**WHAT TO DO**.
Search the material below for "liability" and copy every line where it occurs.

+++

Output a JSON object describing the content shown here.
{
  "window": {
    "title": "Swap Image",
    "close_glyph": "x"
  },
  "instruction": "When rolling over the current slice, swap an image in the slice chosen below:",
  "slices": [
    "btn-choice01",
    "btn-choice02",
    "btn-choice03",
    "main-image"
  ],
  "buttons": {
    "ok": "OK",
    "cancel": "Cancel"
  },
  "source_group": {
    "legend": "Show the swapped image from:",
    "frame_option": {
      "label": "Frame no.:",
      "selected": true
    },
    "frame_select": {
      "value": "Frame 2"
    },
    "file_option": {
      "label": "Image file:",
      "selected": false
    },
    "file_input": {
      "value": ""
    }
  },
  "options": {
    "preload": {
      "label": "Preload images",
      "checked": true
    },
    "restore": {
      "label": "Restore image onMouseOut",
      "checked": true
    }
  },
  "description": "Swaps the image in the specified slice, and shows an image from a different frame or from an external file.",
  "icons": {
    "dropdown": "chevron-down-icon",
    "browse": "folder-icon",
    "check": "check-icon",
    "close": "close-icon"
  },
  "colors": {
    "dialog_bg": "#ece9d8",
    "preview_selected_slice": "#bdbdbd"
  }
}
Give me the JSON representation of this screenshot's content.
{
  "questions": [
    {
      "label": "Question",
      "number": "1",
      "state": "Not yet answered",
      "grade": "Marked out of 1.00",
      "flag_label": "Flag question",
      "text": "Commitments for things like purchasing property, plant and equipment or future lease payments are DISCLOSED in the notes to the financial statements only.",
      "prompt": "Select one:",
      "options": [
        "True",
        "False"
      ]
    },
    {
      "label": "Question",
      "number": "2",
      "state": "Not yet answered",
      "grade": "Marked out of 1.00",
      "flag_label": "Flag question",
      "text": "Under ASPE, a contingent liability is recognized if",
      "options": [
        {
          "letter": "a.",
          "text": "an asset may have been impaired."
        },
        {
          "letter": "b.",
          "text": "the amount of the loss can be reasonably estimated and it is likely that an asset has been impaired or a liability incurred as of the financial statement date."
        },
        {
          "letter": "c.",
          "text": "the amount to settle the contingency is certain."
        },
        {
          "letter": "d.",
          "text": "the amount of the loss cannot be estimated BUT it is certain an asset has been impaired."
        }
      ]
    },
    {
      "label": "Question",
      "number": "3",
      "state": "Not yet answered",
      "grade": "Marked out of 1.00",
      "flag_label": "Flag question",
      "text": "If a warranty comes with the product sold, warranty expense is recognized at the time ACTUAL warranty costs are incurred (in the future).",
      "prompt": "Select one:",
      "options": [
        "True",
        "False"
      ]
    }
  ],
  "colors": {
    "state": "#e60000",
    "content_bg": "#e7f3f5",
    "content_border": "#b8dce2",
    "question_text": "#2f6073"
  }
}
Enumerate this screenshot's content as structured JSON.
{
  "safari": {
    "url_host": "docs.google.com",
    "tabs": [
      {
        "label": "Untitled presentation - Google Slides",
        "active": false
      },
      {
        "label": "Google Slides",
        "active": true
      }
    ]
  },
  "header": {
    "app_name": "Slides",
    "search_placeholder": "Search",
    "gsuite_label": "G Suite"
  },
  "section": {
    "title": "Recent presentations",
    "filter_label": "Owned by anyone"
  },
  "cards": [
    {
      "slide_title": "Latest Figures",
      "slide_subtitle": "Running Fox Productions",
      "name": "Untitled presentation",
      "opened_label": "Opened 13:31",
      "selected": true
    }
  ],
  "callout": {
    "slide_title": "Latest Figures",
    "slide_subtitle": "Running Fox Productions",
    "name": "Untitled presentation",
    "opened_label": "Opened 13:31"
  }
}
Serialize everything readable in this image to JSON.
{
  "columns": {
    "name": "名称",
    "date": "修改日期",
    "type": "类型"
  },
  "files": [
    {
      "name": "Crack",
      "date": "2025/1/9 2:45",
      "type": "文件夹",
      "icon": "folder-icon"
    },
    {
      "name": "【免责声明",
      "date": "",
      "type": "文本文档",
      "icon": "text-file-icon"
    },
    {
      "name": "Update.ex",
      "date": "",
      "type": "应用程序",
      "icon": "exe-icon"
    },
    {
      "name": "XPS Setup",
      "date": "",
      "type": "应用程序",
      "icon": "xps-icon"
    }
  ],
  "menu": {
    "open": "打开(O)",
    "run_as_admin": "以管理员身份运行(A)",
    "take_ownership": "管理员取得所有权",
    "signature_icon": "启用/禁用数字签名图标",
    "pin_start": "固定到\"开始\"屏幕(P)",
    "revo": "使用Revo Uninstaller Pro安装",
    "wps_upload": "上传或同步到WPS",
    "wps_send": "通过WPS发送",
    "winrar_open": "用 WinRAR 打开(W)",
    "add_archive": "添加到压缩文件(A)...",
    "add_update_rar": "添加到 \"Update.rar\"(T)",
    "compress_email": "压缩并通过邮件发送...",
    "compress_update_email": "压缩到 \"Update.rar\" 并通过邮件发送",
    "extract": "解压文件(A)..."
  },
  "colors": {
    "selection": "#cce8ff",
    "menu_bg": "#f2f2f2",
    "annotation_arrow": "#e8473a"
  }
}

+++

**SOLUTION FOR THIS EXERCISE**.
      "text": "Under ASPE, a contingent liability is recognized if",
          "text": "the amount of the loss can be reasonably estimated and it is likely that an asset has been impaired or a liability incurred as of the financial statement date."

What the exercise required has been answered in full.